The first definition of Agile Manufacturing that comes up when typing the term into Google is:
A term applied to an organization that has created the processes, tools, and training to enable it to respond quickly to customer needs and market changes while still controlling costs and quality.
You may already be a fairly lean, mean, manufacturing machine, with tremendous output and minimized overhead. If that is so, could there possibly be a way to become even better? I’m here to tell you that there most certainly is.

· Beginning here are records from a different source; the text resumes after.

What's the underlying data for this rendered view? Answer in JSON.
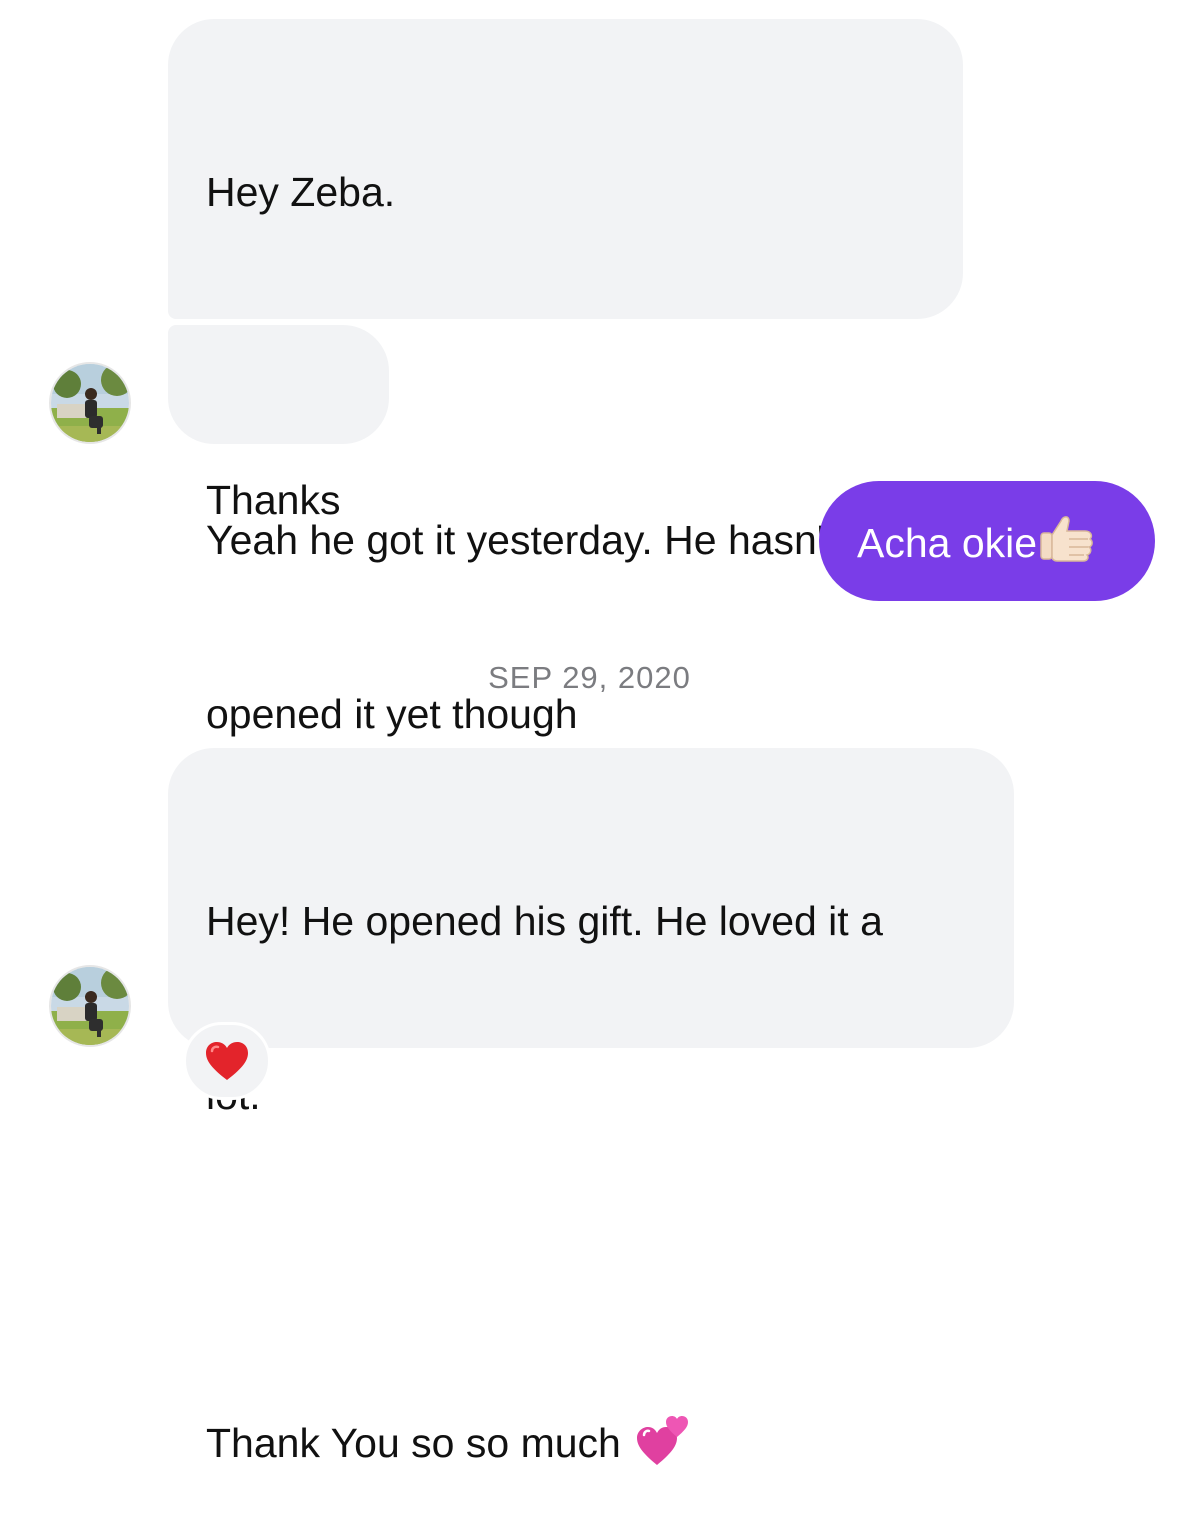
{
  "messages": [
    {
      "lines": [
        "Hey Zeba.",
        "",
        "Yeah he got it yesterday. He hasn't",
        "opened it yet though"
      ]
    },
    {
      "text": "Thanks"
    },
    {
      "text": "Acha okie",
      "icon": "thumbs-up-icon"
    },
    {
      "lines": [
        "Hey! He opened his gift. He loved it a",
        "lot.",
        "",
        "Thank You so so much"
      ],
      "icon": "two-hearts-icon",
      "reaction": "red-heart-icon"
    }
  ],
  "date_separator": "SEP 29, 2020",
  "colors": {
    "incoming_bubble": "#f2f3f5",
    "outgoing_bubble": "#7a3de8",
    "date_text": "#7b7c80",
    "heart_red": "#e3242b",
    "hearts_pink": "#e040a0"
  }
}
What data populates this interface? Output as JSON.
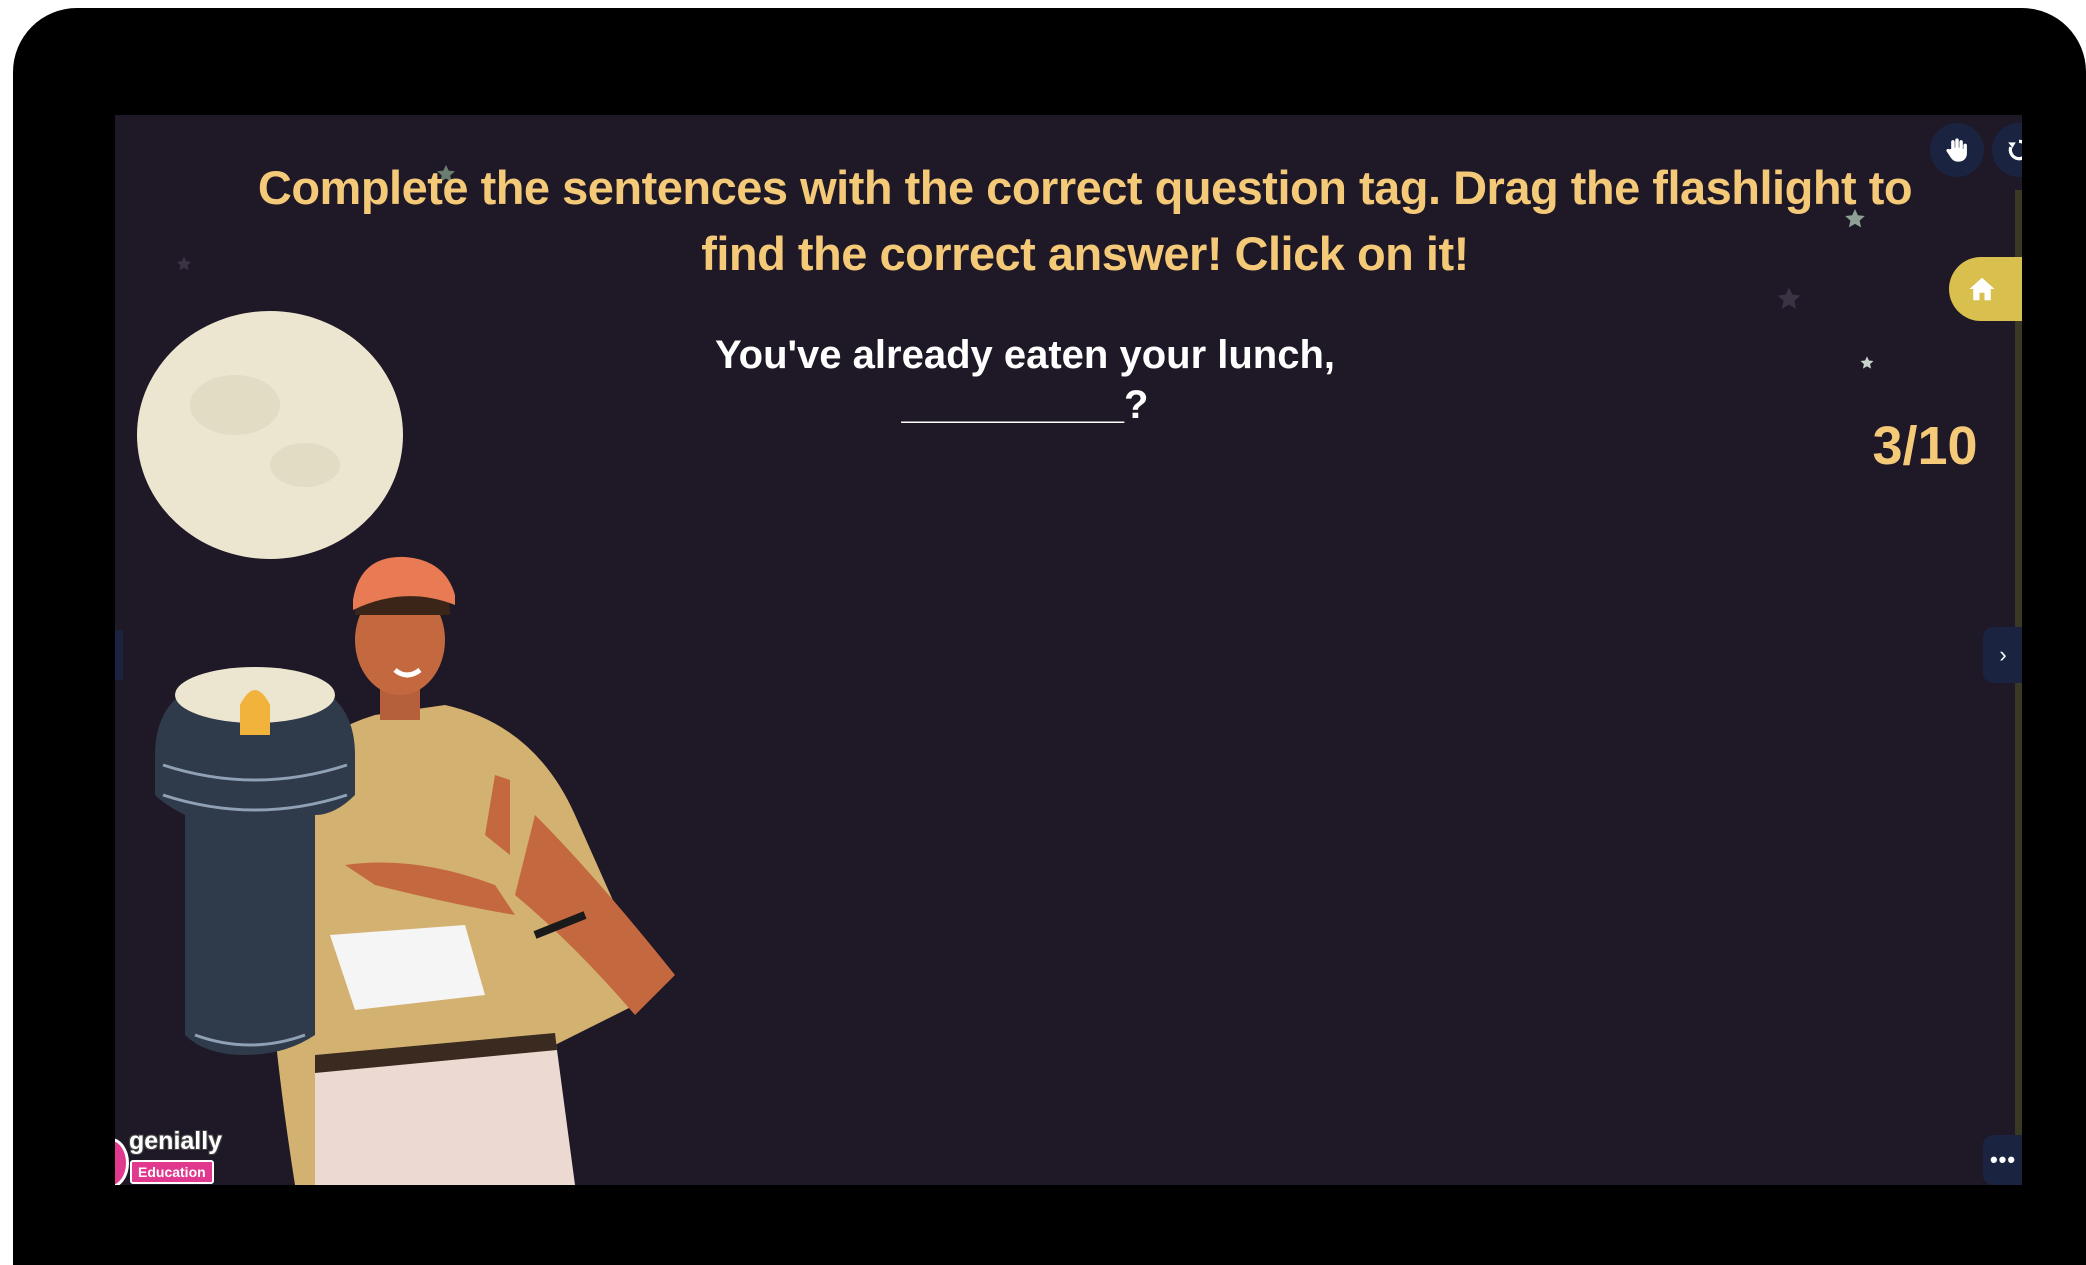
{
  "instruction": "Complete the sentences with the correct question tag. Drag the flashlight to find the correct answer! Click on it!",
  "question": "You've already eaten your lunch, __________?",
  "progress": "3/10",
  "controls": {
    "hand_icon": "hand-icon",
    "rotate_icon": "rotate-icon",
    "home_icon": "home-icon",
    "next_icon": "chevron-right-icon",
    "next_glyph": "›",
    "more_glyph": "•••"
  },
  "branding": {
    "logo_word": "genially",
    "badge": "Education"
  },
  "colors": {
    "background": "#1f1826",
    "accent": "#f4c978",
    "home_button": "#d9c04e",
    "control_button": "#1a2440"
  }
}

The basic principles of manufacturing require a business to produce as much product to sate market demand, no more, no less. To be successful, you of course need to be quick with your output, being able to change existing products or create new ones, and beat your competitors to market to stay ahead of the pack. What we here at CADimensions have noticed from doing business with so many manufacturers is that pretty much everyone suffers from the same basic pain points. Here are three of the bigger ones that 3D printing can make even more agile for your business.
1) Extremely fast design change and implementation
The beauty of 3D printing, both Fused Deposition Modeling (FDM) and PolyJet, is how quickly you can churn out different designs, even several at the same time. Depending on if your goal is strength and durability, high resolution and wide color variety, or a little bit of both, 3D printing allows you to prototype faster than ever. You are now able to fail quickly, to succeed faster.
Have you ever heard the saying “a picture is worth a thousand words?” Well, the folks from FirstBuild, the GE Appliance funded product creation community, has commented on 3D printing by saying “a prototype is worth a thousand meetings”:
2) Decreases the need for machined manufacturing aids
With Additive Manufacturing, as the name implies, you are joining materials together to create a part, as opposed to traditional orsubtractive manufacturing, which of course entails removed pieces of material to create a part. With the latter, there is much wasted material and costs can skyrocket depending on what material you are using (wood or steel, you are still wasting material, and therefore money). With AM, you have true Just-In-Time (JIT) manufacturing, having complete control of your process to create exactly what you need, when you need it. The only material you are using is the exact amount you need, and therefore there is very little wasted materials.
If you are skeptical of 3D printing, thinking that the thermoplastics or photopolymer resins are not strong enough to meet the tolerances of your current manufacturing aids that are made of metal, ask yourself this question; is there any reason those aids needed to be metal in the first place? In our line of work, we find many facilities that waste thousands to tens of thousands machining metal aids because it was “the way it always has been”. While I am sure that is true, the times they are a changin’, and in this age of never before seen technological advances and exponentially faster business speeds, you need to be as fast, and agile as physically possible. This could easily be replacing metal parts around your facility with plastic ones. If your concern is strength, in the realm of FDM we even have materials that can withstandseveral thousand psi.
3) Reduces labor rates
Finally, there is a major point to be said about the significant time saved by using 3D printing. Piper Aircraft has gone on record saying that they can “program an FDM part in 10 minutes while a typical CNC program takes four hours to write,” freeing up several hours of that employees time to focus on other work and business pain points. What this translates to is a more optimized work force of factory workers, designers, engineers, and even project managers. They can now redirect their time and effort to more pressing matters that they previously could not focus on due to most of their time being taken up by more menial tasks.
In the case of Danko Arlington, a Baltimore-based sand casting company, FDM was able to do the work of 15 pattern makers only using 2 Stratasys machines. FDM required a significantly smaller team to put out 5-10 times the output of more traditional methods of pattern making. As the video explains, the skill of pattern making is in short supply as it is, so FDM not only helped their business become leaner, but actually saved it. The effect of FDM on their process allowed every contributing member to use more of their time on other bottle necks they previously could not address due to the ineffectiveness of their old processes. Another example, Thogus, is an injection molding house that has used FDM for a plethora of different uses in addition to reducing labor rates, such as 5S efficiency strategy: